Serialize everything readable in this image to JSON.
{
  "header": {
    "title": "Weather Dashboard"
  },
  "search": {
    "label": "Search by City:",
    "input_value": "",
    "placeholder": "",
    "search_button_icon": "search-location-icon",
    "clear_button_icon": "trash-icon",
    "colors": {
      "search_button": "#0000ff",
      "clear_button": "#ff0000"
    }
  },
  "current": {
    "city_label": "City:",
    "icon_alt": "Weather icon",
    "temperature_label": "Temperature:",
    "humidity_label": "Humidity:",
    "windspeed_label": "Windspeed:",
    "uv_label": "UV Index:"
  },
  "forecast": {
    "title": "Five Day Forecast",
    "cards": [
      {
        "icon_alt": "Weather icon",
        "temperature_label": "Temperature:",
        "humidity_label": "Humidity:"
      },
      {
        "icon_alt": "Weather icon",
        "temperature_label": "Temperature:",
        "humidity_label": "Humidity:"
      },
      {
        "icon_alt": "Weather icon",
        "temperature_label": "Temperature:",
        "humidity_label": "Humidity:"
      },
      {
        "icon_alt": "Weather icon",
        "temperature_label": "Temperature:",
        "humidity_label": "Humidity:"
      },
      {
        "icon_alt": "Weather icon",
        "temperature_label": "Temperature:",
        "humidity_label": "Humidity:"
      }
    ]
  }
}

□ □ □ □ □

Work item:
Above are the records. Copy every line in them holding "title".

Task answer:
    "title": "Weather Dashboard"
    "title": "Five Day Forecast",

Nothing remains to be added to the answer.